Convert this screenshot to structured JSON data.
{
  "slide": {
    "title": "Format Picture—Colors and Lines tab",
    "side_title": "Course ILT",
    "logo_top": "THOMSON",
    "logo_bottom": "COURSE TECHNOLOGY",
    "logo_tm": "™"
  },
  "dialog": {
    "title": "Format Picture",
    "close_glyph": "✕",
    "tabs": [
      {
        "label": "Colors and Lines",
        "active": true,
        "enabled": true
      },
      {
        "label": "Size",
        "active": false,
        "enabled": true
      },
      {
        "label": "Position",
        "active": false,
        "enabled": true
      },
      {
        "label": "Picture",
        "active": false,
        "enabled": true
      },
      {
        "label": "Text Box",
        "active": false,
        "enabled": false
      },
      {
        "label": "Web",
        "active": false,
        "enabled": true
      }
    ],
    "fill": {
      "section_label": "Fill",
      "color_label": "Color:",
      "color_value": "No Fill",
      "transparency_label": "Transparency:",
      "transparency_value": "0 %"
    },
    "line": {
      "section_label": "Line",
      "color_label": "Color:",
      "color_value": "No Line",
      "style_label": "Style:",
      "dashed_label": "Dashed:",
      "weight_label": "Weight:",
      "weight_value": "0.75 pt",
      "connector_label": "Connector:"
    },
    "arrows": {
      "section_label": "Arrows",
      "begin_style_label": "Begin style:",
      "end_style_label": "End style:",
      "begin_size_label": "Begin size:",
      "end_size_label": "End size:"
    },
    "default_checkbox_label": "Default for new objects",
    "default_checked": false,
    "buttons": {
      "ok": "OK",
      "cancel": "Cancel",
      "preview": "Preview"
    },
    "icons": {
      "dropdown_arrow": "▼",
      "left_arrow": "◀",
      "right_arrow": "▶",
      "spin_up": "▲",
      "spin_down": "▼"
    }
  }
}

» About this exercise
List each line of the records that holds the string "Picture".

» Task answer
    "title": "Format Picture—Colors and Lines tab",
    "title": "Format Picture",
        "label": "Picture",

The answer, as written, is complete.